Severe hunger slides towards famine in the Horn of Africa
UN agencies are warning that severe hunger is sliding towards famine-like conditions in the Horn of Africa, particularly in Somalia, as four consecutive years of drought have wiped out people’s ability to grow the crops they need. they need for food.
The World Food Program reports that up to 22 million people in Ethiopia, Kenya and Somalia are facing severe starvation. It says starvation and the death of millions of livestock have forced more than 7 million people to leave their homes in search of food, water and pasture for their livestock.
The WFP warns that these numbers are likely to rise and conditions will continue to deteriorate as low rainfall is forecast for the fifth consecutive year.
WFP’s Regional Director for East Africa, Michael Dunford, recently returned from a visit to Somalia and northern Kenya.
Speaking from the Kenyan capital, Nairobi, Dunford said he was particularly struck by the dire situation in Somalia where more than 7 million people are facing a humanitarian crisis. He says it is the worst situation he has seen in his 21 years working for the WFP.
“We have a real risk of starvation. It has yet to be declared, but there are already more than 200,000 people in near-famine conditions, catastrophic levels of food insecurity, with another 1.4 [million] on the edge. So unless we are able to continue advocating to raise funds, to scale up our operations, we will, I fear, have a famine to deal with,” he said.

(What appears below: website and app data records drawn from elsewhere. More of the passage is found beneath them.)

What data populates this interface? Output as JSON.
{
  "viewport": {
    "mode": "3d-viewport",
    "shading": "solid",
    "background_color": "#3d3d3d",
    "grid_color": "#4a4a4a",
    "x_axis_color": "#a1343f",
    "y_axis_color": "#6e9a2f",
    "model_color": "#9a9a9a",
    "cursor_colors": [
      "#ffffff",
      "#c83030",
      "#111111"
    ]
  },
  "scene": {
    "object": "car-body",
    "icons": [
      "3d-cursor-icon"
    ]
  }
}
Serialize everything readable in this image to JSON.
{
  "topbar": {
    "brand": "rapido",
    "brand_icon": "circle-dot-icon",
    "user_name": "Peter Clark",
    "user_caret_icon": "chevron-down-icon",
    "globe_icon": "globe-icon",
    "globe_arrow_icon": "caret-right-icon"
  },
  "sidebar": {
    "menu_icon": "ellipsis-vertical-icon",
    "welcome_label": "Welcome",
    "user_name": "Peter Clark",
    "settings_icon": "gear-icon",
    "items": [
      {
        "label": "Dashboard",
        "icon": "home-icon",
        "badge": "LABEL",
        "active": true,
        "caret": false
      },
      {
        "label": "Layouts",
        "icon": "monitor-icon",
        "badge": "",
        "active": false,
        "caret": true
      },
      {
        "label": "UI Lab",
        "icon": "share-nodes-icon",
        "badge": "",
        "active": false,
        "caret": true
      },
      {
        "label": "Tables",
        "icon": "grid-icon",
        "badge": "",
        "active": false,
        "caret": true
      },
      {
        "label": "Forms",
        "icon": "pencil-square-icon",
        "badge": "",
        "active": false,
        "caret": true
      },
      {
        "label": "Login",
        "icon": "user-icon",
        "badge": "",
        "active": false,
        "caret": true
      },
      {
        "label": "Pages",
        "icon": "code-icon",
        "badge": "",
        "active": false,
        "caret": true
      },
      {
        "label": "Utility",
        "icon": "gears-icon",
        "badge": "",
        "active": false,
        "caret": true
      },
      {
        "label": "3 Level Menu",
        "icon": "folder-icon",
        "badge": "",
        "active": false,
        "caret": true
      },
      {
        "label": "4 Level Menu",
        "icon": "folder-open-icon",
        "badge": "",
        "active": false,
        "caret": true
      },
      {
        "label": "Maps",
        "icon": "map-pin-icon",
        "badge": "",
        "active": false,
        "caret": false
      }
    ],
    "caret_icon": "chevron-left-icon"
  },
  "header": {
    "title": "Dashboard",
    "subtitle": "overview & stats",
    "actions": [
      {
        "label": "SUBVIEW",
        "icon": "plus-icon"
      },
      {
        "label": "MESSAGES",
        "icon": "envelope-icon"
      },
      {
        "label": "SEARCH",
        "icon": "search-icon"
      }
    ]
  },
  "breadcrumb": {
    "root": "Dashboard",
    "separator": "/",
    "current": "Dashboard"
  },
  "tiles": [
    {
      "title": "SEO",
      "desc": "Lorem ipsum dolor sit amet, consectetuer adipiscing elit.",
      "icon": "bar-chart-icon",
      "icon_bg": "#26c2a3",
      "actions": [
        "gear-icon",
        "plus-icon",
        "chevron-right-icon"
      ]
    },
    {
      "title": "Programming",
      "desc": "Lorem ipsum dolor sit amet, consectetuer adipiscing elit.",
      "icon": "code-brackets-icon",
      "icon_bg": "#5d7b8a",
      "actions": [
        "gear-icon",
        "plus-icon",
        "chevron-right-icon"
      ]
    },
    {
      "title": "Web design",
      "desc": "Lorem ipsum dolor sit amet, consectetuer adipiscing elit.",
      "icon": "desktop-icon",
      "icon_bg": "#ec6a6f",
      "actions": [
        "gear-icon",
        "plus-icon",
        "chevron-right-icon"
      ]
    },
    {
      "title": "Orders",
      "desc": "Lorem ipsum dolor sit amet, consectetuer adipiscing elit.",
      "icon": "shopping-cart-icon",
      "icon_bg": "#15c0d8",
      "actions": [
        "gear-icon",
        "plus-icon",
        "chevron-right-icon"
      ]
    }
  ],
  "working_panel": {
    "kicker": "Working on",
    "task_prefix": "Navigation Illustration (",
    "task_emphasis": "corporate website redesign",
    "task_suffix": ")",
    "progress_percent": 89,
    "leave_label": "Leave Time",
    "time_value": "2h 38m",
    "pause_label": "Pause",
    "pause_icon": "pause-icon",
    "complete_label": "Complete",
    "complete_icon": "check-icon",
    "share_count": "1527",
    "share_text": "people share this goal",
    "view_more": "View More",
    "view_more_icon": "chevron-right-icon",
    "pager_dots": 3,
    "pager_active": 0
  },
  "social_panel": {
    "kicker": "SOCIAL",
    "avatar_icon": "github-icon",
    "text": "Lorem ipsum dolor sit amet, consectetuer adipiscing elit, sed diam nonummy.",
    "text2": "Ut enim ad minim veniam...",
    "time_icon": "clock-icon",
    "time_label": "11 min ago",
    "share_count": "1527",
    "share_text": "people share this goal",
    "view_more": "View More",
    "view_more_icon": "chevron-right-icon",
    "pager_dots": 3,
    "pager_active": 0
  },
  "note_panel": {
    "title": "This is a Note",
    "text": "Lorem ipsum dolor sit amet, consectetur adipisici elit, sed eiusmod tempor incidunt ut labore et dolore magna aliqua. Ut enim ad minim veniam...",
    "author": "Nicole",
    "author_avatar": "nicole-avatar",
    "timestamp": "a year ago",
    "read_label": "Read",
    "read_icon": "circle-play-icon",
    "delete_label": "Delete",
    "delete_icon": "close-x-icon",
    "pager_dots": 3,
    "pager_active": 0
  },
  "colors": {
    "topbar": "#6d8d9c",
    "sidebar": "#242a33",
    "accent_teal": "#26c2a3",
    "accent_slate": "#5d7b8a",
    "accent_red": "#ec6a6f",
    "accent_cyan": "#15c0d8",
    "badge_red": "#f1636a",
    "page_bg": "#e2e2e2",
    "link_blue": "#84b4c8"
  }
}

Dunford says the specter of the 2011 famine in Somalia, which killed 250,000 people, half of them children, hangs over this current crisis. He says WFP is expanding to reach 8.5 million people in Djibouti, Ethiopia, Kenya and Somalia. He says $416 million is needed to provide vital aid for the rest of the year.
Malnutrition remains high in the Horn of Africa. The United Nations Children’s Fund reports that 10 million children under the age of five suffer from acute malnutrition. He adds that nearly 1.8 million people face severe wasting, a life-threatening condition.
UNICEF spokesman James Elder said millions of children in the Horn of Africa are literally one disease away from disaster.
“When you have these terrifying levels of severe acute malnutrition in children – and it’s 1.8 million of these children in this state right now in the Horn, 1.8 million when you have it – and then you combine it with a simple epidemic in [a] a disease like cholera, like diarrhoea, then you see infant mortality rates rising at a petrifying rate,” he said.
Elder notes that the number of people without access to clean water in the region has risen from nine million in February to 15 million now.
UNICEF has revised its emergency appeal from $119 million to nearly $250 million. This reflects the growing needs in the region.